Mission: Impossible Fallout is far from lacklustre. It makes mistakes that the franchise has been slipping up on since Brian De Palma’s original in 1996 (itself an adaptation of a television series that ran from 1966 – 1973) but it does things that the franchise has always gotten right arguably better than they have ever been done. If you know what I’m talking about then you already know whether you’re buying a ticket or not.


The mistakes are the least of our worries. The film, the second Mission: Impossible film to be written and directed by Christopher McQuarrie, is convoluted and meaningless, a recurring trend with these films. It’s a trend that Ethan Hunt and company ought to buck. Films are always more interesting when they are interesting. A MacGuffin is merely that; the franchise is now home to six hollow MacGuffins, from NOC-lists to Rabbit’s Feet, all needlessly labyrinthine. The plot may not be why we go to these films, but it could be, and it should be one of the reasons. Mission Impossible: Fallout would have benefitted from addressing this critical issue while it improves the non-issues.

In regards to MacGuffins, plutonium is a narrative device that needs to be felonious in future action films. Plutonium as an ambiguous plot point alleviates the audience (just me?) from the burden of interest in the plot. It’s a hallmark of apathetic writing. If plutonium is all a film has to offer me, less engagement is all I have to offer in return. Mutually assured destruction is so drained in film that all it assures nowadays is apathy.

Fallout is the first film in the franchise to actively engage in past instalments in a serious way.
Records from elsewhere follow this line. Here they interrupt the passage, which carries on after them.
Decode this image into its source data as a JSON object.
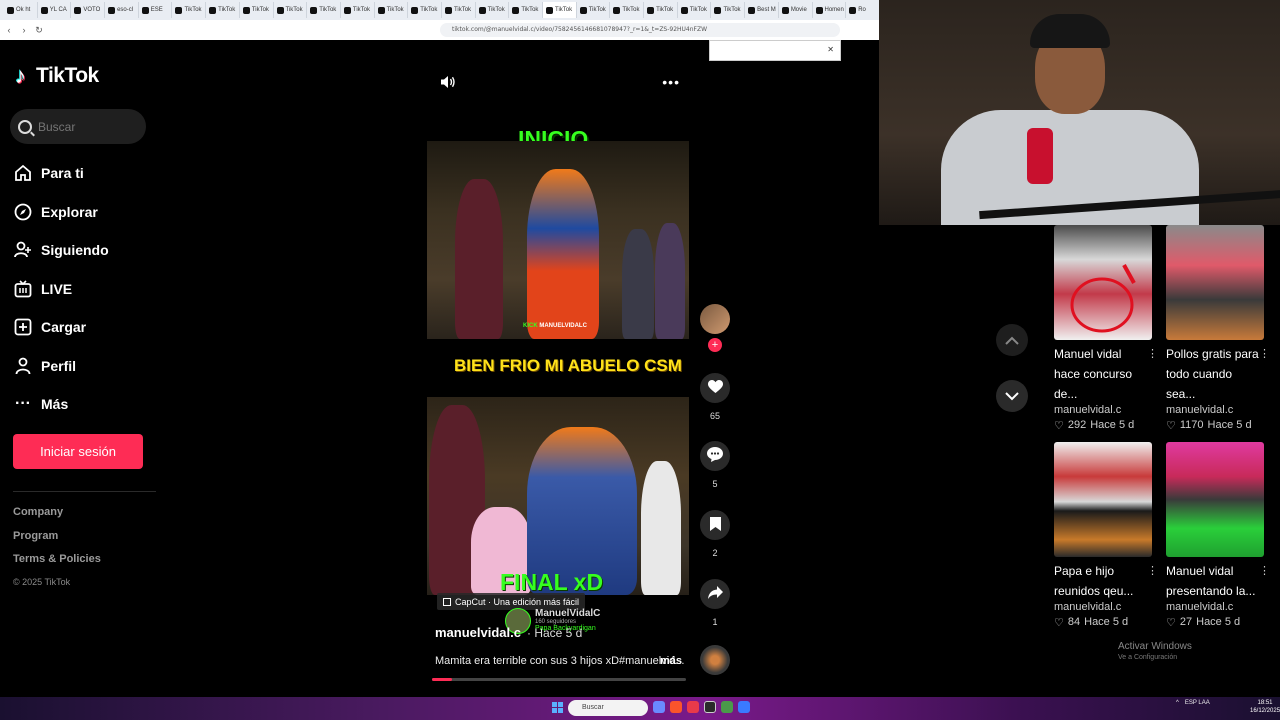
{
  "browser": {
    "tabs": [
      "Ok ht",
      "YL CA",
      "VOTO",
      "eso-cl",
      "ESE",
      "TikTok",
      "TikTok",
      "TikTok",
      "TikTok",
      "TikTok",
      "TikTok",
      "TikTok",
      "TikTok",
      "TikTok",
      "TikTok",
      "TikTok",
      "TikTok",
      "TikTok",
      "TikTok",
      "TikTok",
      "TikTok",
      "TikTok",
      "Best M",
      "Movie",
      "Homen",
      "Ro"
    ],
    "url": "tiktok.com/@manuelvidal.c/video/7582456146681078947?_r=1&_t=ZS-92HU4nFZW"
  },
  "sidebar": {
    "logo": "TikTok",
    "search_placeholder": "Buscar",
    "items": [
      {
        "label": "Para ti",
        "icon": "home-icon"
      },
      {
        "label": "Explorar",
        "icon": "compass-icon"
      },
      {
        "label": "Siguiendo",
        "icon": "following-icon"
      },
      {
        "label": "LIVE",
        "icon": "live-icon"
      },
      {
        "label": "Cargar",
        "icon": "upload-icon"
      },
      {
        "label": "Perfil",
        "icon": "profile-icon"
      },
      {
        "label": "Más",
        "icon": "more-icon"
      }
    ],
    "login": "Iniciar sesión",
    "footer": [
      "Company",
      "Program",
      "Terms & Policies"
    ],
    "copyright": "© 2025 TikTok"
  },
  "video": {
    "caption_top": "INICIO",
    "caption_mid": "BIEN FRIO MI ABUELO CSM",
    "caption_end": "FINAL xD",
    "kick_label": "KICK",
    "kick_channel": "MANUELVIDALC",
    "capcut": "CapCut · Una edición más fácil",
    "author": "manuelvidal.c",
    "ago": "· Hace 5 d",
    "watermark_name": "ManuelVidalC",
    "watermark_sub": "160 seguidores",
    "watermark_song": "Papa Backyardigan",
    "description": "Mamita era terrible con sus 3 hijos xD#manuelvid...",
    "more": "más",
    "progress": 0.08
  },
  "actions": {
    "likes": "65",
    "comments": "5",
    "saves": "2",
    "shares": "1"
  },
  "related": [
    {
      "title": "Manuel vidal hace concurso de...",
      "author": "manuelvidal.c",
      "likes": "292",
      "ago": "Hace 5 d"
    },
    {
      "title": "Pollos gratis para todo cuando sea...",
      "author": "manuelvidal.c",
      "likes": "1170",
      "ago": "Hace 5 d"
    },
    {
      "title": "Papa e hijo reunidos qeu...",
      "author": "manuelvidal.c",
      "likes": "84",
      "ago": "Hace 5 d"
    },
    {
      "title": "Manuel vidal presentando la...",
      "author": "manuelvidal.c",
      "likes": "27",
      "ago": "Hace 5 d"
    }
  ],
  "windows": {
    "activate": "Activar Windows",
    "activate_sub": "Ve a Configuración",
    "search": "Buscar",
    "time": "18:51",
    "date": "16/12/2025",
    "lang": "ESP LAA"
  }
}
That’s a good thing. Ethan Hunt (Tom Cruise), almost as sprightly as he ever was, loses a bunch of plutonium (check out) because of his dedication to his team (check out more so) which leads to some energetically staged action sequences (back in). Returning for this chapter are Rebecca Ferguson and Sean Harris from Rogue Nation, in prominent roles, but there are critical connections to every episode in the franchise, even John Woo’s lifeless, brainless M:I2.

The writing, rarely valuable in large-scale filmmaking, is junky and strained. But even its most hobbling elements aren’t enough to overwhelm Fallout as a whole. It is one of the best examples of action filmmaking in recent memory; an example of filmmaking that can achieve serious thrills simply by way of the manner in which it is assembled. Image, music, action and sometimes even dialogue, come together extraordinarily well in Fallout, often. Such accordance of components provides delight that is quite literally only possible in the medium of film.
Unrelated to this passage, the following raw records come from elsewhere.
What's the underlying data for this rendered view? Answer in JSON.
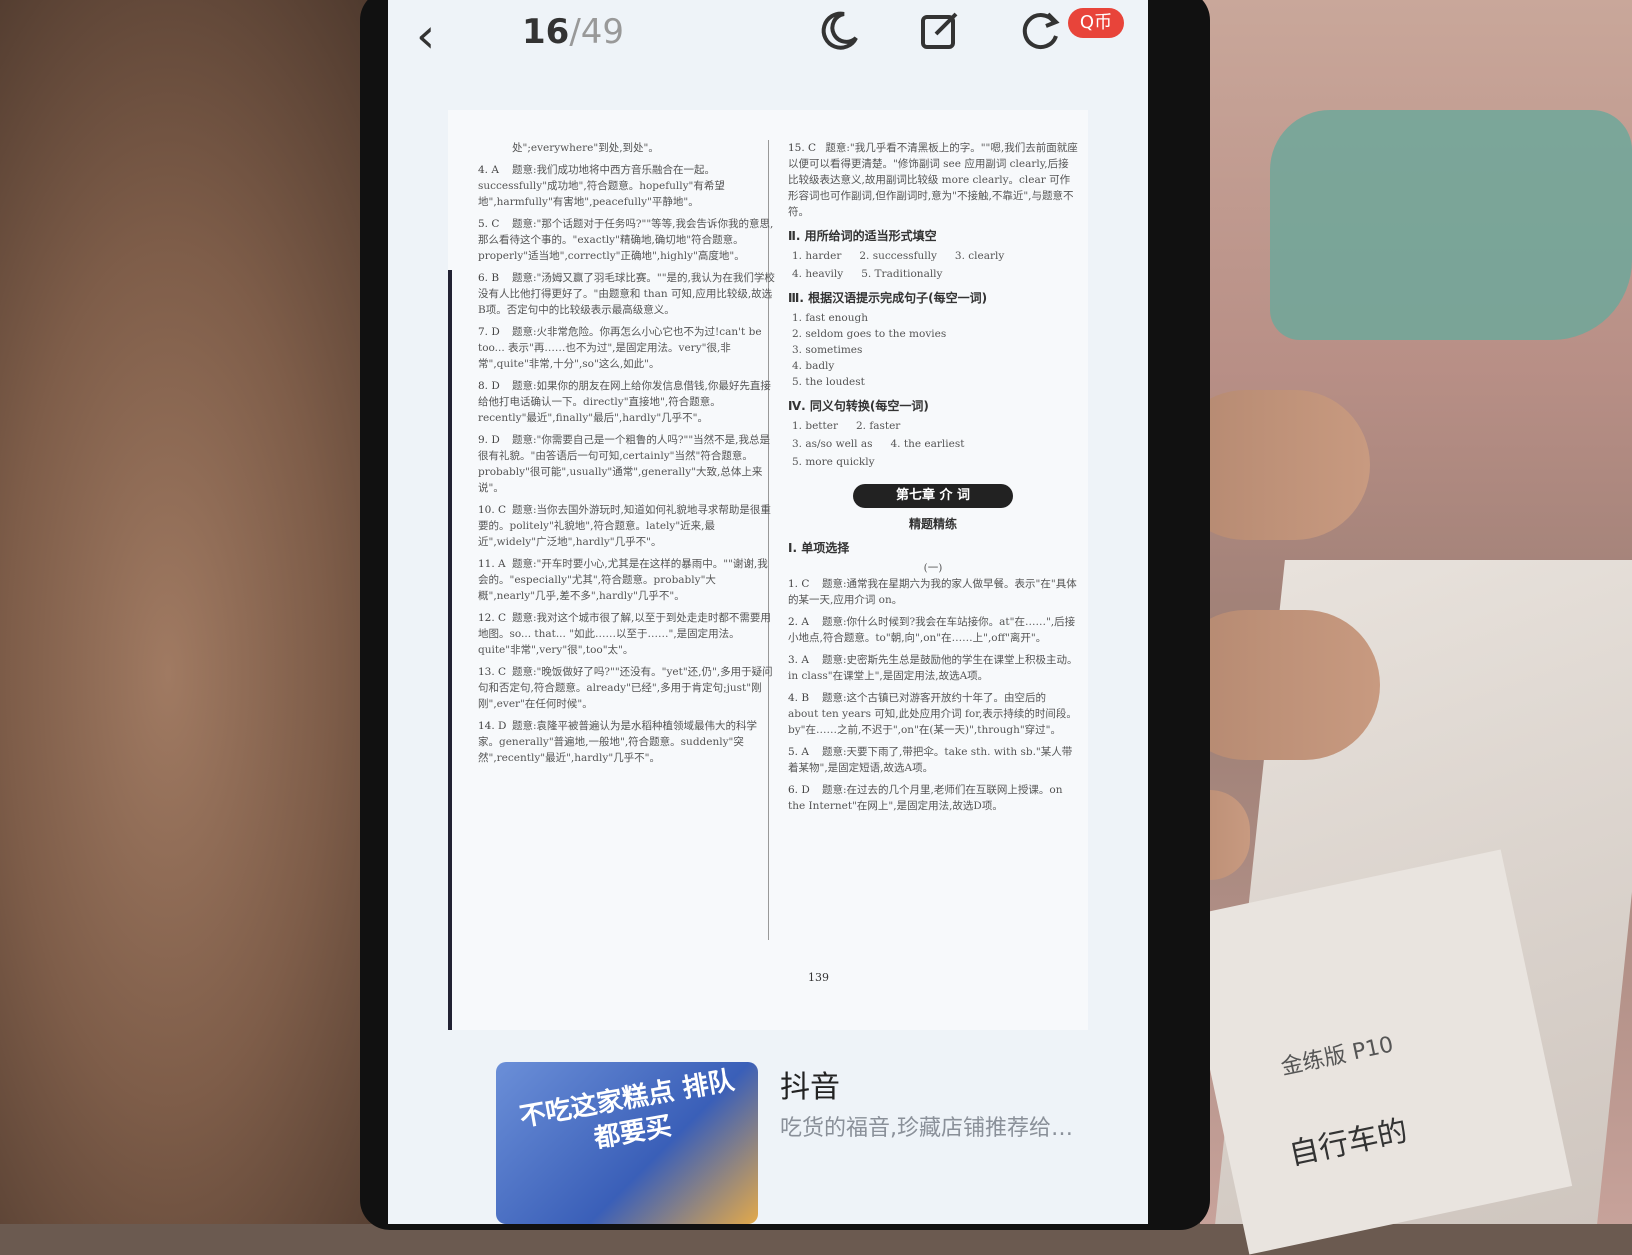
{
  "viewer": {
    "current_page": "16",
    "total_pages": "/49",
    "back_icon": "‹",
    "badge": "Q币"
  },
  "doc": {
    "left_items": [
      {
        "num": "",
        "text": "处\";everywhere\"到处,到处\"。"
      },
      {
        "num": "4. A",
        "text": "题意:我们成功地将中西方音乐融合在一起。successfully\"成功地\",符合题意。hopefully\"有希望地\",harmfully\"有害地\",peacefully\"平静地\"。"
      },
      {
        "num": "5. C",
        "text": "题意:\"那个话题对于任务吗?\"\"等等,我会告诉你我的意思,那么看待这个事的。\"exactly\"精确地,确切地\"符合题意。properly\"适当地\",correctly\"正确地\",highly\"高度地\"。"
      },
      {
        "num": "6. B",
        "text": "题意:\"汤姆又赢了羽毛球比赛。\"\"是的,我认为在我们学校没有人比他打得更好了。\"由题意和 than 可知,应用比较级,故选B项。否定句中的比较级表示最高级意义。"
      },
      {
        "num": "7. D",
        "text": "题意:火非常危险。你再怎么小心它也不为过!can't be too... 表示\"再……也不为过\",是固定用法。very\"很,非常\",quite\"非常,十分\",so\"这么,如此\"。"
      },
      {
        "num": "8. D",
        "text": "题意:如果你的朋友在网上给你发信息借钱,你最好先直接给他打电话确认一下。directly\"直接地\",符合题意。recently\"最近\",finally\"最后\",hardly\"几乎不\"。"
      },
      {
        "num": "9. D",
        "text": "题意:\"你需要自己是一个粗鲁的人吗?\"\"当然不是,我总是很有礼貌。\"由答语后一句可知,certainly\"当然\"符合题意。probably\"很可能\",usually\"通常\",generally\"大致,总体上来说\"。"
      },
      {
        "num": "10. C",
        "text": "题意:当你去国外游玩时,知道如何礼貌地寻求帮助是很重要的。politely\"礼貌地\",符合题意。lately\"近来,最近\",widely\"广泛地\",hardly\"几乎不\"。"
      },
      {
        "num": "11. A",
        "text": "题意:\"开车时要小心,尤其是在这样的暴雨中。\"\"谢谢,我会的。\"especially\"尤其\",符合题意。probably\"大概\",nearly\"几乎,差不多\",hardly\"几乎不\"。"
      },
      {
        "num": "12. C",
        "text": "题意:我对这个城市很了解,以至于到处走走时都不需要用地图。so... that... \"如此……以至于……\",是固定用法。quite\"非常\",very\"很\",too\"太\"。"
      },
      {
        "num": "13. C",
        "text": "题意:\"晚饭做好了吗?\"\"还没有。\"yet\"还,仍\",多用于疑问句和否定句,符合题意。already\"已经\",多用于肯定句;just\"刚刚\",ever\"在任何时候\"。"
      },
      {
        "num": "14. D",
        "text": "题意:袁隆平被普遍认为是水稻种植领域最伟大的科学家。generally\"普遍地,一般地\",符合题意。suddenly\"突然\",recently\"最近\",hardly\"几乎不\"。"
      }
    ],
    "right_top_item": {
      "num": "15. C",
      "text": "题意:\"我几乎看不清黑板上的字。\"\"嗯,我们去前面就座以便可以看得更清楚。\"修饰副词 see 应用副词 clearly,后接比较级表达意义,故用副词比较级 more clearly。clear 可作形容词也可作副词,但作副词时,意为\"不接触,不靠近\",与题意不符。"
    },
    "sec2_title": "Ⅱ. 用所给词的适当形式填空",
    "sec2_rows": [
      [
        "1. harder",
        "2. successfully",
        "3. clearly"
      ],
      [
        "4. heavily",
        "5. Traditionally",
        ""
      ]
    ],
    "sec3_title": "Ⅲ. 根据汉语提示完成句子(每空一词)",
    "sec3_items": [
      "1. fast enough",
      "2. seldom goes to the movies",
      "3. sometimes",
      "4. badly",
      "5. the loudest"
    ],
    "sec4_title": "Ⅳ. 同义句转换(每空一词)",
    "sec4_rows": [
      [
        "1. better",
        "2. faster"
      ],
      [
        "3. as/so well as",
        "4. the earliest"
      ],
      [
        "5. more quickly",
        ""
      ]
    ],
    "chapter_title": "第七章 介 词",
    "practice_title": "精题精练",
    "sec1_title": "Ⅰ. 单项选择",
    "sec1_sub": "(一)",
    "sec1_items": [
      {
        "num": "1. C",
        "text": "题意:通常我在星期六为我的家人做早餐。表示\"在\"具体的某一天,应用介词 on。"
      },
      {
        "num": "2. A",
        "text": "题意:你什么时候到?我会在车站接你。at\"在……\",后接小地点,符合题意。to\"朝,向\",on\"在……上\",off\"离开\"。"
      },
      {
        "num": "3. A",
        "text": "题意:史密斯先生总是鼓励他的学生在课堂上积极主动。in class\"在课堂上\",是固定用法,故选A项。"
      },
      {
        "num": "4. B",
        "text": "题意:这个古镇已对游客开放约十年了。由空后的 about ten years 可知,此处应用介词 for,表示持续的时间段。by\"在……之前,不迟于\",on\"在(某一天)\",through\"穿过\"。"
      },
      {
        "num": "5. A",
        "text": "题意:天要下雨了,带把伞。take sth. with sb.\"某人带着某物\",是固定短语,故选A项。"
      },
      {
        "num": "6. D",
        "text": "题意:在过去的几个月里,老师们在互联网上授课。on the Internet\"在网上\",是固定用法,故选D项。"
      }
    ],
    "page_number": "139"
  },
  "ad": {
    "image_text": "不吃这家糕点 排队都要买",
    "title": "抖音",
    "subtitle": "吃货的福音,珍藏店铺推荐给…"
  },
  "background": {
    "booklet_label": "金练版 P10",
    "booklet_text": "自行车的"
  },
  "colors": {
    "badge": "#e8443a",
    "chapter_bg": "#222222",
    "screen_bg": "#eef3f8"
  }
}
Supposedly, most of the stunts were filmed as practically as possible The reemergence of stunt work in Hollywood, a consequence of films such as Mad Max; Fury Road but also the work of Cruise himself, is welcome following the surge of computer generated imagery over the past two decades. Cruise, now 55, has demonstrated such an astonishing commitment to practical stunts that he has well and truly earned his place amongst the likes of Jackie Chan and Buster Keaton, performers willing to put their bodies on the line to produce thrills.

This is a man who has scaled the Burj Khalifa – the outside – and climbed aboard an ascending plane – mid-air. Whether Cruise ever has doubts regarding these undertakings, we are the beneficiaries of some of the most breathtaking stunt work  ever committed to film.


Ethan Hunt’s unwavering commitment to his job, an increasingly integral element of this franchise, is both appealing in its bravado as it is laughable in its earnestness, and simplicity. And in some ways, Hunt and Cruise are becoming difficult to separate. The first Mission: Impossible film was released over twenty-years ago and Hunt, like Cruise, is not the same man in 2018 as he was in 1996. In recent episodes, a weariness has crept into the character – the sort of fatigue that sets in after saving the world six times over, or after being publicly scrutinised relentlessly for three decades.

Most unexpected about Mission: Impossible Fallout is that the franchise, one pervaded by stylistic and narrative repetition, remains as engaging as it ever has been, perhaps more so. This is better than Bond, more likeable than Bourne. Those are Ethan Hunt’s principle contemporaries, though they are void his sense of the ridiculous. Where Hunt will go from here is unclear although I will hazard a guess that it will be more of the same. Cruise’s audacity may be greater than his imagination. For now, possibly forever, that’s fine.

8 / 10